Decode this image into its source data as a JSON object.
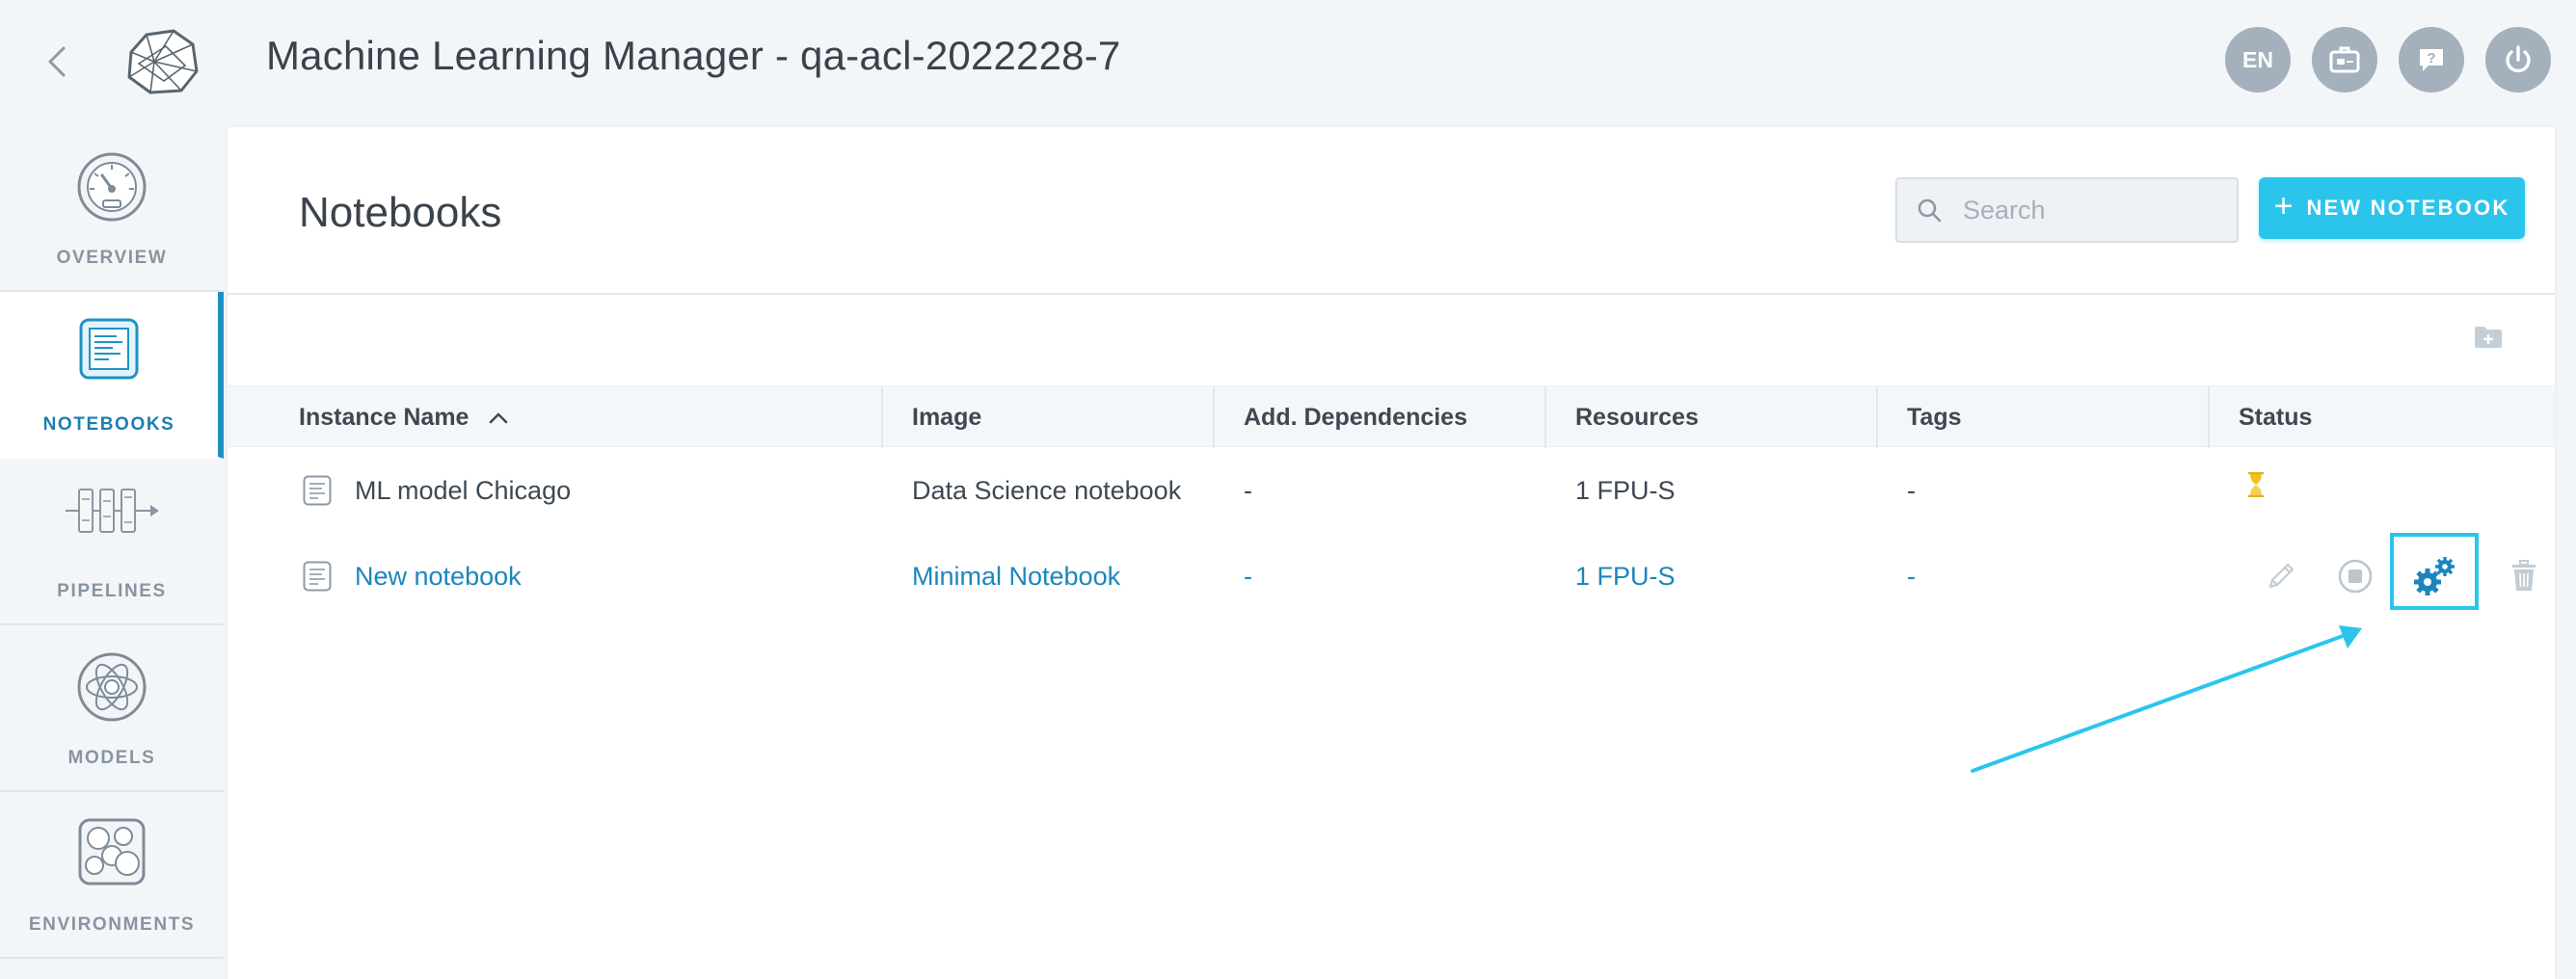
{
  "header": {
    "title": "Machine Learning Manager - qa-acl-2022228-7",
    "language_button": "EN"
  },
  "sidebar": {
    "items": [
      {
        "label": "OVERVIEW",
        "icon": "gauge-icon",
        "active": false
      },
      {
        "label": "NOTEBOOKS",
        "icon": "notebook-icon",
        "active": true
      },
      {
        "label": "PIPELINES",
        "icon": "pipeline-icon",
        "active": false
      },
      {
        "label": "MODELS",
        "icon": "model-icon",
        "active": false
      },
      {
        "label": "ENVIRONMENTS",
        "icon": "environment-icon",
        "active": false
      }
    ]
  },
  "main": {
    "title": "Notebooks",
    "search": {
      "placeholder": "Search",
      "value": ""
    },
    "new_button": {
      "plus": "+",
      "label": "NEW NOTEBOOK"
    },
    "table": {
      "columns": [
        "Instance Name",
        "Image",
        "Add. Dependencies",
        "Resources",
        "Tags",
        "Status"
      ],
      "rows": [
        {
          "name": "ML model Chicago",
          "image": "Data Science notebook",
          "dependencies": "-",
          "resources": "1 FPU-S",
          "tags": "-",
          "status": "pending",
          "highlighted": false
        },
        {
          "name": "New notebook",
          "image": "Minimal Notebook",
          "dependencies": "-",
          "resources": "1 FPU-S",
          "tags": "-",
          "status": "",
          "highlighted": true
        }
      ]
    }
  },
  "colors": {
    "accent": "#2bc5ec",
    "link": "#1b86bd",
    "active_nav": "#1b7fb1",
    "status_pending": "#f2c21b"
  }
}
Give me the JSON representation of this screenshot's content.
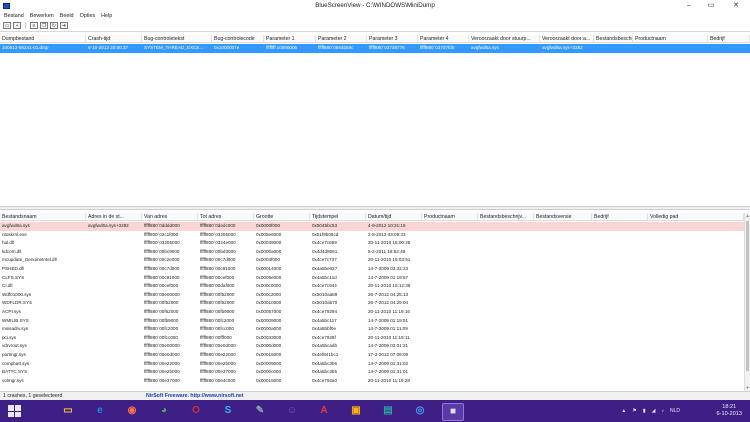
{
  "window": {
    "title": "BlueScreenView  -  C:\\WINDOWS\\MiniDump",
    "controls": [
      "–",
      "▭",
      "✕"
    ]
  },
  "menu": [
    "Bestand",
    "Bewerken",
    "Beeld",
    "Opties",
    "Help"
  ],
  "toolbar_icons": [
    "open-folder-icon",
    "save-icon",
    "properties-icon",
    "copy-icon",
    "refresh-icon",
    "exit-icon"
  ],
  "dumps": {
    "columns": [
      "Dumpbestand",
      "Crash-tijd",
      "Bug-controletekst",
      "Bug-controlecode",
      "Parameter 1",
      "Parameter 2",
      "Parameter 3",
      "Parameter 4",
      "Veroorzaakt door stuurp...",
      "Veroorzaakt door a...",
      "Bestandsbeschrijving",
      "Productnaam",
      "Bedrijf"
    ],
    "rows": [
      [
        "100613-56241-01.dmp",
        "6-10-2013 20:00:37",
        "SYSTEM_THREAD_EXCE...",
        "0x1000007e",
        "ffffffff c0000005",
        "fffff880`0564b59c",
        "fffff880`037d8778",
        "fffff880`037d7fd0",
        "avgfwd6a.sys",
        "avgfwd6a.sys+3282",
        "",
        "",
        ""
      ]
    ]
  },
  "drivers": {
    "columns": [
      "Bestandsnaam",
      "Adres in de st...",
      "Van adres",
      "Tot adres",
      "Grootte",
      "Tijdstempel",
      "Datum/tijd",
      "Productnaam",
      "Bestandsbeschrijv...",
      "Bestandsversie",
      "Bedrijf",
      "Volledig pad"
    ],
    "rows": [
      [
        "avgfwd6a.sys",
        "avgfwd6a.sys+3282",
        "fffff880`0dddd000",
        "fffff880`0dedc000",
        "0x0000f000",
        "0x5045bc53",
        "4-9-2012 10:31:15"
      ],
      [
        "ntoskrnl.exe",
        "",
        "fffff800`02c1f000",
        "fffff800`03205000",
        "0x005e6000",
        "0x51f9b06cd",
        "2-8-2013 03:09:33"
      ],
      [
        "hal.dll",
        "",
        "fffff800`03205000",
        "fffff800`0324e000",
        "0x00049000",
        "0x4ce7c669",
        "20-11-2010 15:00:25"
      ],
      [
        "kdcom.dll",
        "",
        "fffff880`00bc9000",
        "fffff880`00bd3000",
        "0x0000a000",
        "0x4d4d8061",
        "5-2-2011 18:52:49"
      ],
      [
        "mcupdate_GenuineIntel.dll",
        "",
        "fffff880`00c2e000",
        "fffff880`00c7d000",
        "0x0004f000",
        "0x4ce7c737",
        "20-11-2010 15:03:51"
      ],
      [
        "PSHED.dll",
        "",
        "fffff880`00c7d000",
        "fffff880`00c91000",
        "0x00014000",
        "0x4a5be027",
        "14-7-2009 03:32:23"
      ],
      [
        "CLFS.SYS",
        "",
        "fffff880`00c91000",
        "fffff880`00cef000",
        "0x0005e000",
        "0x4a5bc11d",
        "14-7-2009 01:19:57"
      ],
      [
        "CI.dll",
        "",
        "fffff880`00cef000",
        "fffff880`00daf000",
        "0x000c0000",
        "0x4ce7c944",
        "20-11-2010 15:12:36"
      ],
      [
        "Wdf01000.sys",
        "",
        "fffff880`00e00000",
        "fffff880`00f52000",
        "0x000c2000",
        "0x5010aa89",
        "26-7-2012 04:25:13"
      ],
      [
        "WDFLDR.SYS",
        "",
        "fffff880`00f52000",
        "fffff880`00f62000",
        "0x00010000",
        "0x5010ab70",
        "26-7-2012 04:29:04"
      ],
      [
        "ACPI.sys",
        "",
        "fffff880`00f62000",
        "fffff880`00fb9000",
        "0x00057000",
        "0x4ce79294",
        "20-11-2010 11:19:16"
      ],
      [
        "WMILIB.SYS",
        "",
        "fffff880`00fb9000",
        "fffff880`00fc2000",
        "0x00009000",
        "0x4a5bc117",
        "14-7-2009 01:19:51"
      ],
      [
        "msisadrv.sys",
        "",
        "fffff880`00fc2000",
        "fffff880`00fcc000",
        "0x0000a000",
        "0x4a5bbf0e",
        "14-7-2009 01:11:09"
      ],
      [
        "pci.sys",
        "",
        "fffff880`00fcc000",
        "fffff880`00fff000",
        "0x00033000",
        "0x4ce7928f",
        "20-11-2010 11:19:11"
      ],
      [
        "vdrvroot.sys",
        "",
        "fffff880`00e00000",
        "fffff880`00e0d000",
        "0x0000d000",
        "0x4a5bcadb",
        "14-7-2009 02:01:31"
      ],
      [
        "partmgr.sys",
        "",
        "fffff880`00e0d000",
        "fffff880`00e22000",
        "0x00015000",
        "0x4ef841bc1",
        "17-3-2012 07:06:09"
      ],
      [
        "compbatt.sys",
        "",
        "fffff880`00e22000",
        "fffff880`00e2b000",
        "0x00009000",
        "0x4a5bc3b6",
        "14-7-2009 01:31:02"
      ],
      [
        "BATTC.SYS",
        "",
        "fffff880`00e2b000",
        "fffff880`00e37000",
        "0x0000c000",
        "0x4a5bc3b5",
        "14-7-2009 01:31:01"
      ],
      [
        "volmgr.sys",
        "",
        "fffff880`00e37000",
        "fffff880`00e4c000",
        "0x00015000",
        "0x4ce792a0",
        "20-11-2010 11:19:28"
      ]
    ]
  },
  "status": {
    "left": "1 crashes, 1 geselecteerd",
    "center": "NirSoft Freeware.  http://www.nirsoft.net"
  },
  "taskbar": {
    "apps": [
      "file-explorer-icon",
      "internet-explorer-icon",
      "firefox-icon",
      "chrome-icon",
      "opera-icon",
      "skype-icon",
      "wrench-tool-icon",
      "messenger-icon",
      "pdf-icon",
      "photo-icon",
      "gallery-icon",
      "remote-desktop-icon",
      "bluescreenview-icon"
    ],
    "language": "NLD",
    "time": "18:21",
    "date": "6-10-2013"
  },
  "colors": {
    "selection": "#3399ff",
    "highlight_row": "#f9d6d6",
    "taskbar": "#3e1f86"
  }
}
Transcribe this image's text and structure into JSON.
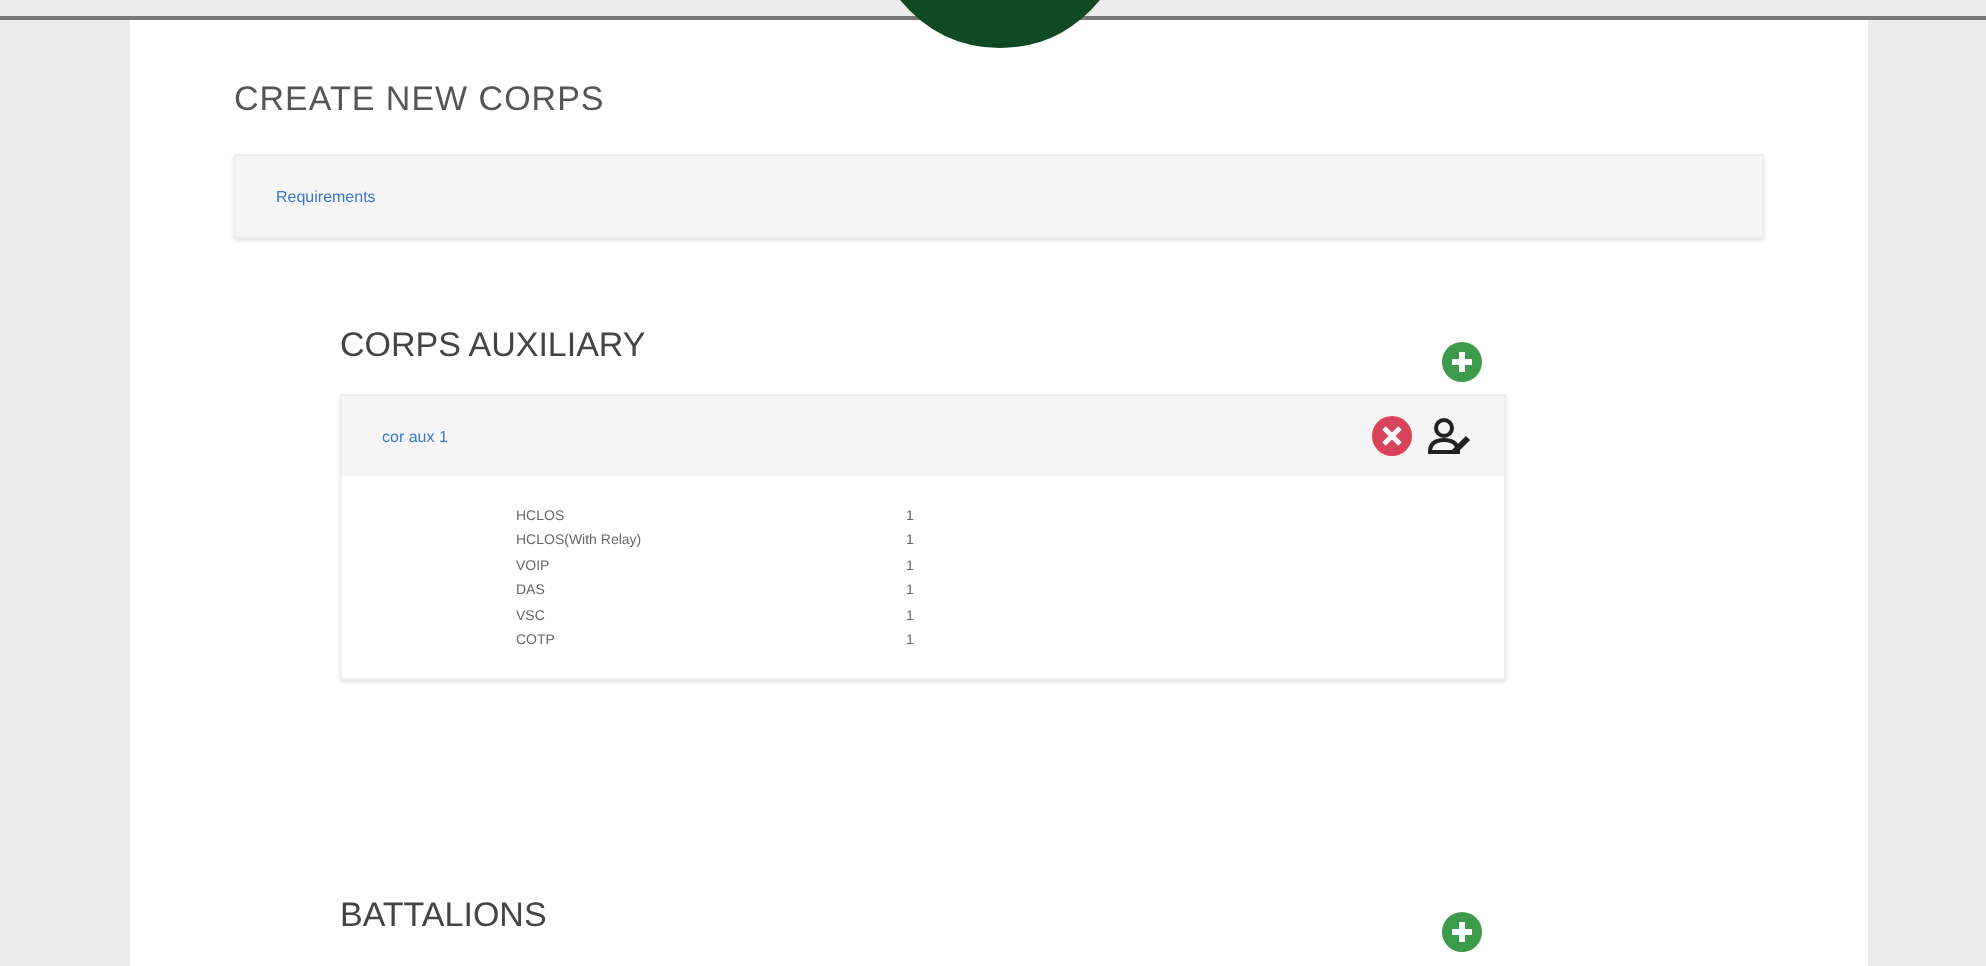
{
  "page_title": "CREATE NEW CORPS",
  "requirements_link": "Requirements",
  "sections": [
    {
      "title": "CORPS AUXILIARY",
      "cards": [
        {
          "name": "cor aux 1",
          "rows": [
            {
              "label": "HCLOS",
              "value": "1"
            },
            {
              "label": "HCLOS(With Relay)",
              "value": "1"
            },
            {
              "label": "VOIP",
              "value": "1"
            },
            {
              "label": "DAS",
              "value": "1"
            },
            {
              "label": "VSC",
              "value": "1"
            },
            {
              "label": "COTP",
              "value": "1"
            }
          ]
        }
      ]
    },
    {
      "title": "BATTALIONS"
    }
  ]
}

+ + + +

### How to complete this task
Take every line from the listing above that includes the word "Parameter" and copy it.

### Exercise response
      "Parameter 1",
      "Parameter 2",
      "Parameter 3",
      "Parameter 4",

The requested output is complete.